“Our decision to source the latest product from Europe was a seriously considered one and came as a result of listening to what our customers need and asked for.

“Once you’ve made that decision, it brings another set of challenges having the full suite of product options at your disposal. It’s a bit like being a kid in a candy shop.

“You have to understand what fits the market needs, and that determines what you select. You end up with a product aimed at the target markets, ones we think will be successful and allow us to represent the best version of ourselves in what is the most competitive and highest- volume market segments.

“That means growth has to be planned systematically. It is important the improvements we put into reliability and quality are reflected in both the customer and the network experience.

“The safety and emissions advances have to be supported with network knowledge, training, tooling – so we can support the product. That’s what will determine our reputation going forward.”

Considering that answer – and with the benefit of S-Way offering you a clean sheet, of sorts – if a truck operator in your target market were asked five years from now to sum up S-Way and where he/she thought IVECO sat in the market, what answer would you hope he/she might give, based on where you sit today?

“Yes, that’s a great question, and obviously, we’re looking at a much longer journey than five years, but that’s a great timeframe to check progress, for sure.

“This project started four or more years ago for us, evaluating, validating and testing.

“For me, what would I like to see? I would like us to develop true fans of the brand. A strong, reliable truck, great fuel consumption, clean, and a great experience with the network. Customers who appreciate not just the piece of machinery, but everything the brand encompasses and stands for. No marketing can compete with positive word- of-mouth in the marketplace.

“A great reputation is built in the yards, and talked about in the lunchroom.”

At the AARC drive day in Victoria earlier this year, you spoke to the subject of tomorrow’s S-Way – alternative propulsion and autonomy. You touched on working with universities and places of high learning to deliver a relevant product to a cleaner world. Can you talk about that in any more detail? What might that look like for IVECO here? Also, what contribution will your work here make to the global product?

“IVECO, globally, does not have the size of some of its direct competitors. Collaboration and involving partners with specific areas of expertise is something IVECO takes great pride in. Our partnership with PLUS in Europe working on autonomy, and our fuel-cell technology work with both Nikola and Hyundai are great examples.

“Being flexible and, where it makes sense, bringing technologies together in order to progress quicker and more effectively, is something we want to bring into our region. Choosing to source product ex-Europe obviously impacted manufacturing operations here, but we wanted to retain skills built up over many years. ‘How do we tap into the talented and innovative people we have to add value?’ It was a huge question for us, and our Customer Innovations Centre in Keysborough [Victoria, near Melbourne] is part of the answer.
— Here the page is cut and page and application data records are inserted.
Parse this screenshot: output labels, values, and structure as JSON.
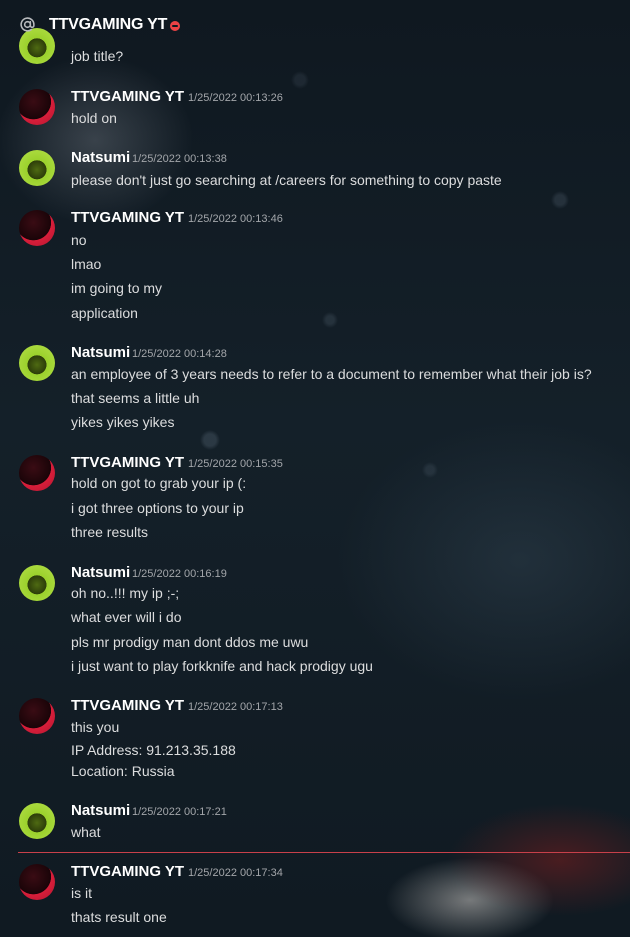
{
  "channel": {
    "name": "TTVGAMING YT",
    "status": "dnd",
    "accent": "#ed4245"
  },
  "colors": {
    "divider": "#c8404a",
    "author": "#ffffff",
    "text": "#dcddde",
    "timestamp": "#a3a6aa"
  },
  "partial": {
    "text": "job title?"
  },
  "messages": [
    {
      "author": "TTVGAMING YT",
      "time": "1/25/2022 00:13:26",
      "lines": [
        "hold on"
      ]
    },
    {
      "author": "Natsumi",
      "time": "1/25/2022 00:13:38",
      "lines": [
        "please don't just go searching at /careers for something to copy paste"
      ]
    },
    {
      "author": "TTVGAMING YT",
      "time": "1/25/2022 00:13:46",
      "lines": [
        "no",
        "lmao",
        "im going to my",
        "application"
      ]
    },
    {
      "author": "Natsumi",
      "time": "1/25/2022 00:14:28",
      "lines": [
        "an employee of 3 years needs to refer to a document to remember what their job is?",
        "that seems a little uh",
        "yikes yikes yikes"
      ]
    },
    {
      "author": "TTVGAMING YT",
      "time": "1/25/2022 00:15:35",
      "lines": [
        "hold on got to grab your ip (:",
        "i got three options to your ip",
        "three results"
      ]
    },
    {
      "author": "Natsumi",
      "time": "1/25/2022 00:16:19",
      "lines": [
        "oh no..!!! my ip ;-;",
        "what ever will i do",
        "pls mr prodigy man dont ddos me uwu",
        "i just want to play forkknife and hack prodigy ugu"
      ]
    },
    {
      "author": "TTVGAMING YT",
      "time": "1/25/2022 00:17:13",
      "lines": [
        "this you",
        "IP Address: 91.213.35.188",
        "Location: Russia"
      ]
    },
    {
      "author": "Natsumi",
      "time": "1/25/2022 00:17:21",
      "lines": [
        "what"
      ]
    },
    {
      "author": "TTVGAMING YT",
      "time": "1/25/2022 00:17:34",
      "lines": [
        "is it",
        "thats result one"
      ]
    }
  ]
}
“If we want to be an ‘attractor’ as an industry – and we do – then, collectively, we have to do a better job of promoting the opportunities we have in what is a pretty advanced sector.

“Our philosophy is one of growing our own. Born in the brand, growing up in the brand, linking ourselves with tertiary institutions can help grow people from within.
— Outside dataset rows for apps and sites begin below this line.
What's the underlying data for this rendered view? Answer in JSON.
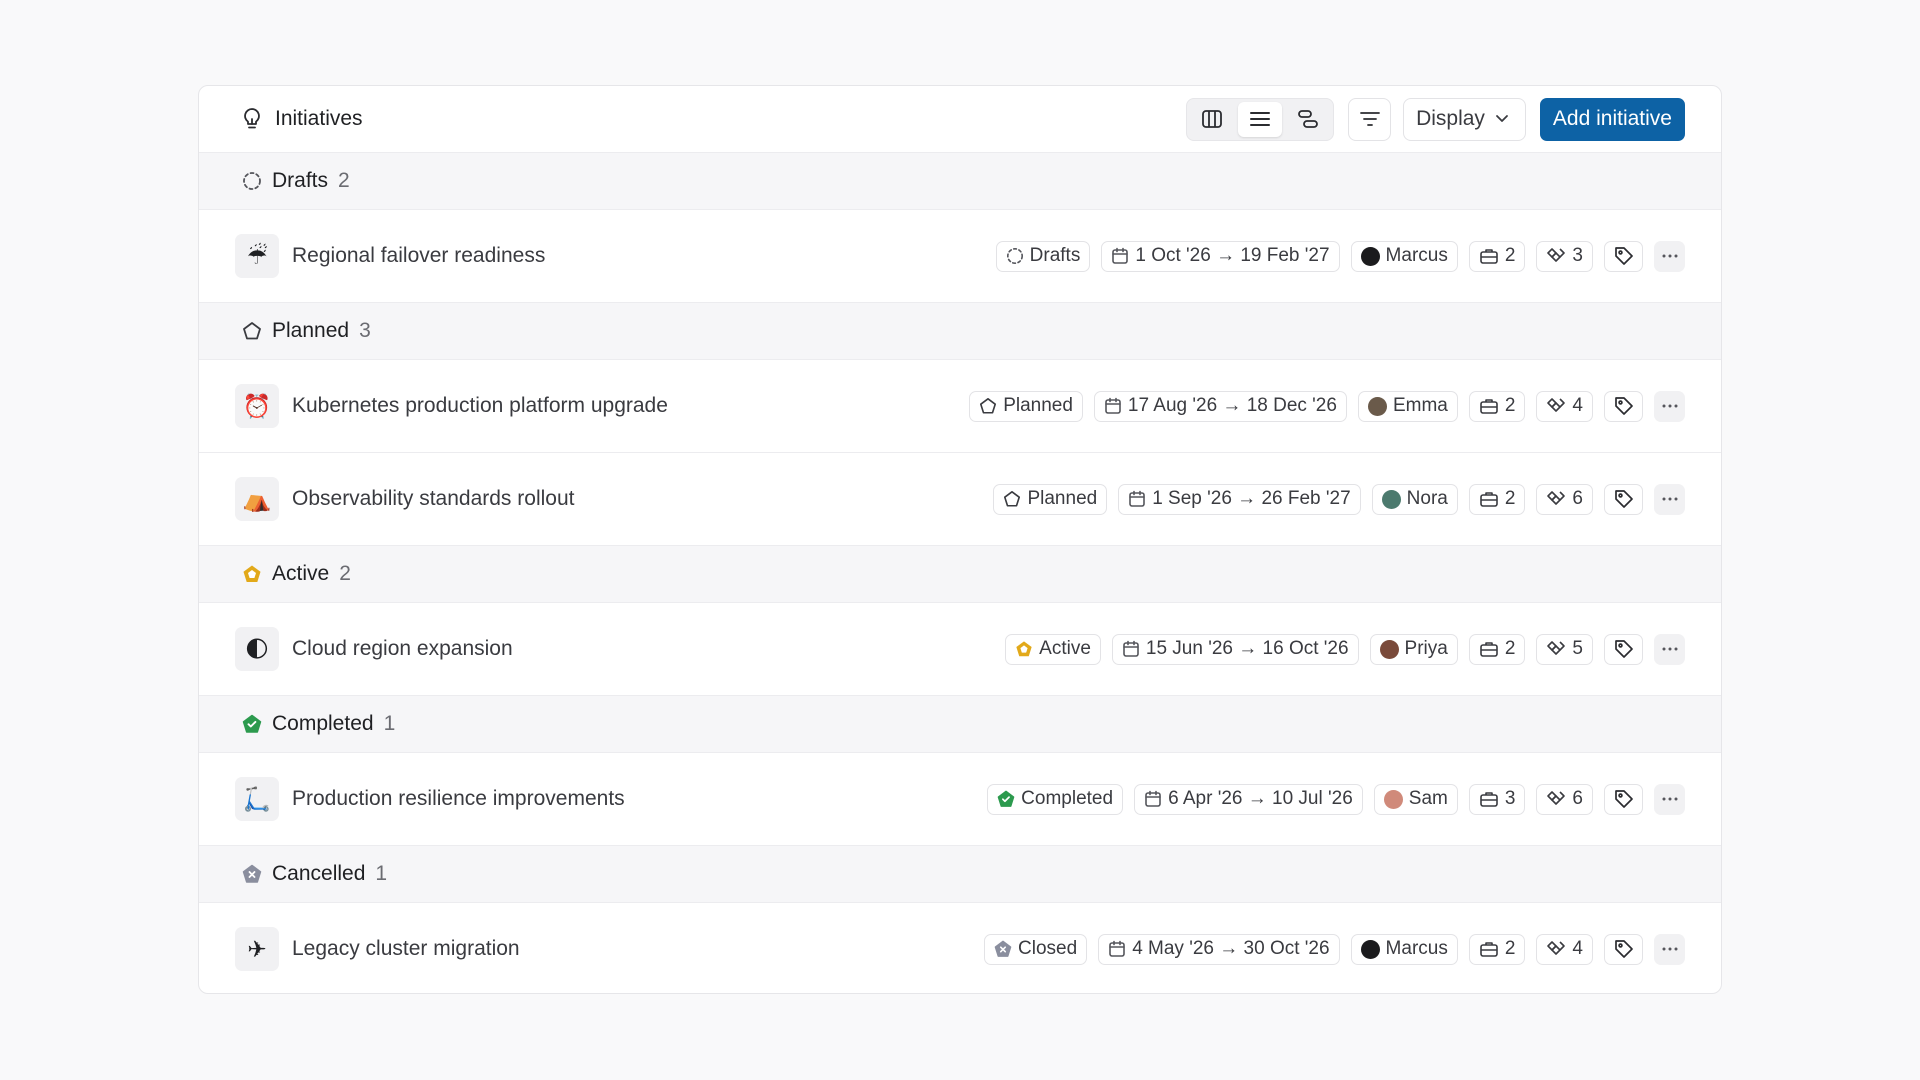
{
  "header": {
    "title": "Initiatives",
    "display_label": "Display",
    "add_label": "Add initiative"
  },
  "colors": {
    "accent": "#0d62a5",
    "active": "#e2a91a",
    "completed": "#2c9a4e",
    "cancelled": "#8a8e9e"
  },
  "groups": [
    {
      "name": "Drafts",
      "count": "2",
      "status_icon": "drafts-dashed-circle-icon",
      "rows": [
        {
          "icon": "☔",
          "title": "Regional failover readiness",
          "status": "Drafts",
          "status_icon": "drafts-dashed-circle-icon",
          "dates": "1 Oct '26 → 19 Feb '27",
          "owner": "Marcus",
          "avatar_color": "#1b1b1d",
          "projects": "2",
          "issues": "3"
        }
      ]
    },
    {
      "name": "Planned",
      "count": "3",
      "status_icon": "planned-pentagon-icon",
      "rows": [
        {
          "icon": "⏰",
          "title": "Kubernetes production platform upgrade",
          "status": "Planned",
          "status_icon": "planned-pentagon-icon",
          "dates": "17 Aug '26 → 18 Dec '26",
          "owner": "Emma",
          "avatar_color": "#6a5a4a",
          "projects": "2",
          "issues": "4"
        },
        {
          "icon": "⛺",
          "title": "Observability standards rollout",
          "status": "Planned",
          "status_icon": "planned-pentagon-icon",
          "dates": "1 Sep '26 → 26 Feb '27",
          "owner": "Nora",
          "avatar_color": "#4c7a6e",
          "projects": "2",
          "issues": "6"
        }
      ]
    },
    {
      "name": "Active",
      "count": "2",
      "status_icon": "active-pentagon-icon",
      "rows": [
        {
          "icon": "🌓",
          "title": "Cloud region expansion",
          "status": "Active",
          "status_icon": "active-pentagon-icon",
          "dates": "15 Jun '26 → 16 Oct '26",
          "owner": "Priya",
          "avatar_color": "#7a4a3a",
          "projects": "2",
          "issues": "5"
        }
      ]
    },
    {
      "name": "Completed",
      "count": "1",
      "status_icon": "completed-check-icon",
      "rows": [
        {
          "icon": "🛴",
          "title": "Production resilience improvements",
          "status": "Completed",
          "status_icon": "completed-check-icon",
          "dates": "6 Apr '26 → 10 Jul '26",
          "owner": "Sam",
          "avatar_color": "#d08a7a",
          "projects": "3",
          "issues": "6"
        }
      ]
    },
    {
      "name": "Cancelled",
      "count": "1",
      "status_icon": "cancelled-x-icon",
      "rows": [
        {
          "icon": "✈",
          "title": "Legacy cluster migration",
          "status": "Closed",
          "status_icon": "cancelled-x-icon",
          "dates": "4 May '26 → 30 Oct '26",
          "owner": "Marcus",
          "avatar_color": "#1b1b1d",
          "projects": "2",
          "issues": "4"
        }
      ]
    }
  ]
}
“In Europe IVECO has been involved in commercialising university mindsets – linking the academic and real world. Opportunities that universities love. Take our grant from the Victorian government. It has allowed us to engage with Swinburne University to help explore and better understand things like total cost of ownership.

“Together, we can build pathways of awareness and leverage the thinking that comes from such institutions against the backdrop of an Australian operating environment, one with higher speeds, weights and operating temperatures compared to many markets – it all contributes to a higher level of product validation.
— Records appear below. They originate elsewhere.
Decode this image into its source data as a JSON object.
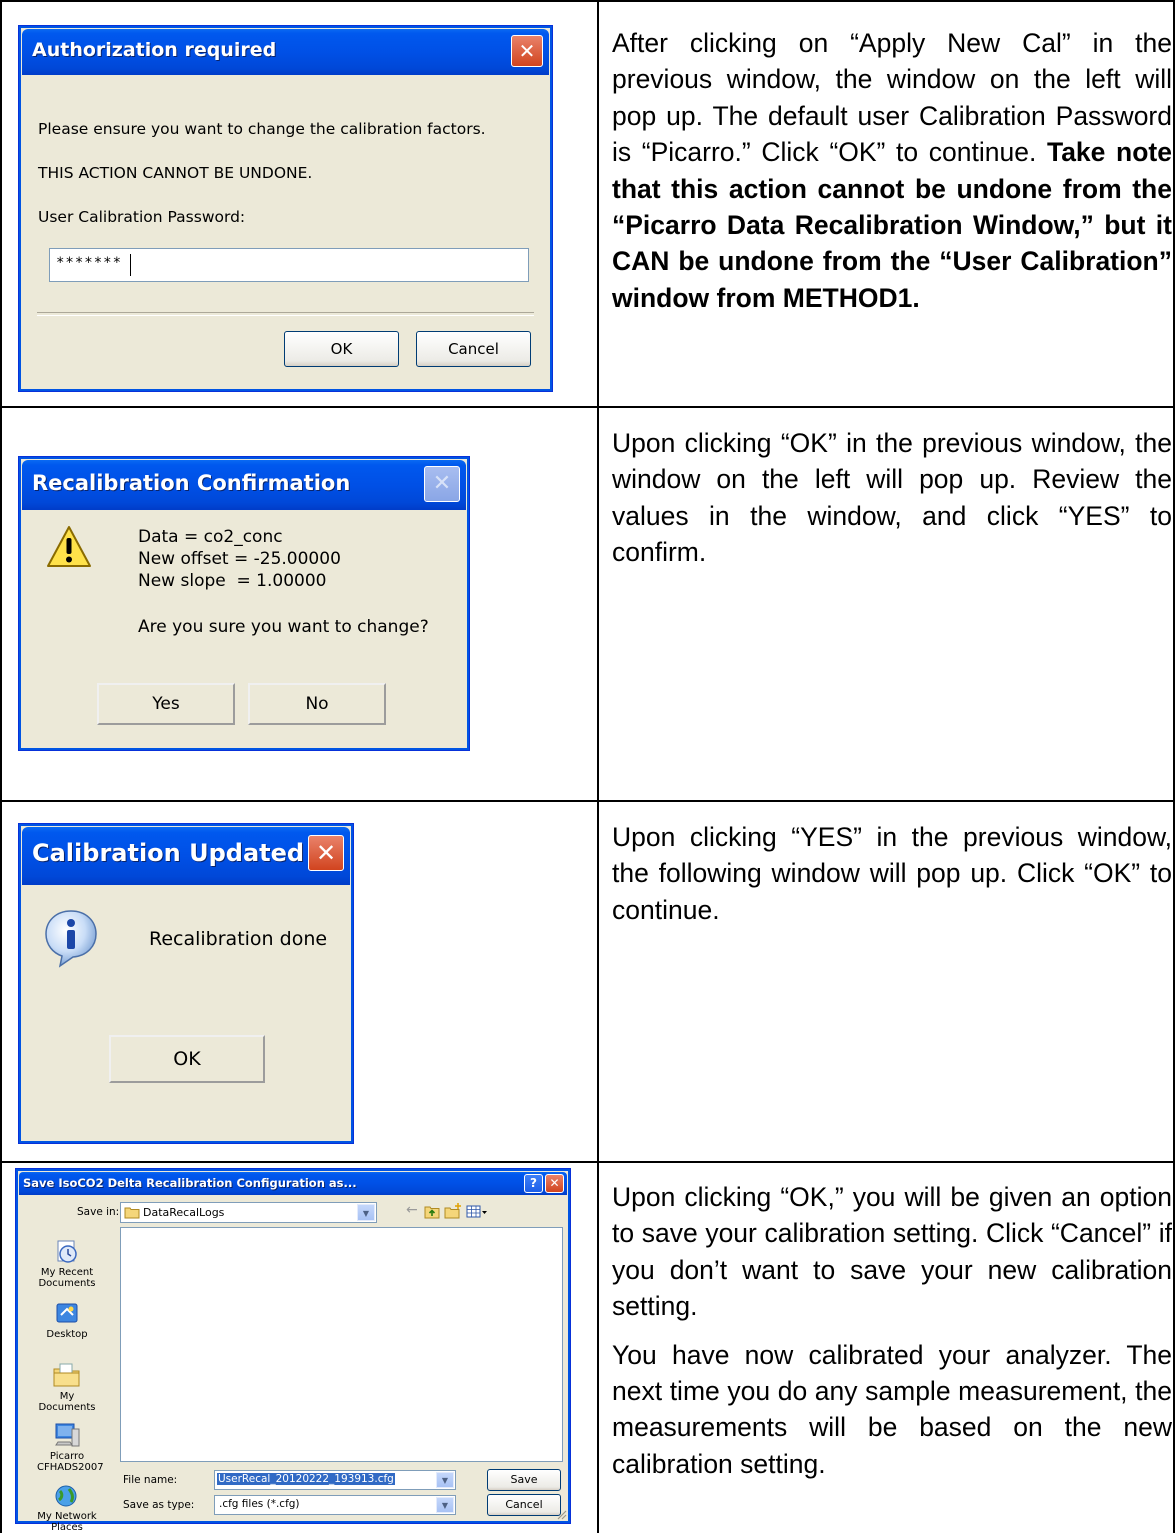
{
  "dialogs": {
    "auth": {
      "title": "Authorization required",
      "line1": "Please ensure you want to change the calibration factors.",
      "line2": "THIS ACTION CANNOT BE UNDONE.",
      "line3": "User Calibration Password:",
      "password_value": "*******",
      "ok_label": "OK",
      "cancel_label": "Cancel",
      "close_glyph": "✕"
    },
    "confirm": {
      "title": "Recalibration Confirmation",
      "data_line": "Data = co2_conc",
      "offset_line": "New offset = -25.00000",
      "slope_line": "New slope  = 1.00000",
      "question": "Are you sure you want to change?",
      "yes_label": "Yes",
      "no_label": "No",
      "close_glyph": "✕"
    },
    "updated": {
      "title": "Calibration Updated",
      "message": "Recalibration done",
      "ok_label": "OK",
      "close_glyph": "✕"
    },
    "save": {
      "title": "Save IsoCO2 Delta Recalibration Configuration as...",
      "save_in_label": "Save in:",
      "save_in_value": "DataRecalLogs",
      "places": [
        "My Recent Documents",
        "Desktop",
        "My Documents",
        "Picarro CFHADS2007",
        "My Network Places"
      ],
      "file_name_label": "File name:",
      "file_name_value": "UserRecal_20120222_193913.cfg",
      "save_type_label": "Save as type:",
      "save_type_value": ".cfg files (*.cfg)",
      "save_label": "Save",
      "cancel_label": "Cancel",
      "help_glyph": "?",
      "close_glyph": "✕"
    }
  },
  "descriptions": {
    "row1_plain": "After clicking on “Apply New Cal” in the previous window, the window on the left will pop up. The default user Calibration Password is “Picarro.” Click “OK” to continue.  ",
    "row1_bold": "Take note that this action cannot be undone from the “Picarro Data Recalibration Window,” but it CAN be undone from the “User Calibration” window from METHOD1.",
    "row2": "Upon clicking “OK” in the previous window, the window on the left will pop up.  Review the values in the window, and click “YES” to confirm.",
    "row3": "Upon clicking “YES” in the previous window, the following window will pop up. Click “OK” to continue.",
    "row4_p1": "Upon clicking “OK,” you will be given an option to save your calibration setting. Click “Cancel” if you don’t want to save your new calibration setting.",
    "row4_p2": "You have now calibrated your analyzer. The next time you do any sample measurement, the measurements will be based on the new calibration setting."
  }
}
“And even at the trades level, there’s a constant shortage, so we’re working with the technical colleges to increase the trade-qualified people.

“In terms of autonomy at a local level, for me, the medical industry is a leading example. I can’t speak for New Zealand, but Australia has an amazing reputation for innovating and breaking new ground in the world of medicine. They have shown how to optimise the academic/reality interface; researching, testing and trialling with phenomenal results. Why can’t we be the same?

“We need to take advantage of work already done by IVECO with partners in Europe and Asia and ‘lean in’ here in our region. We need to play our part in leading the way.”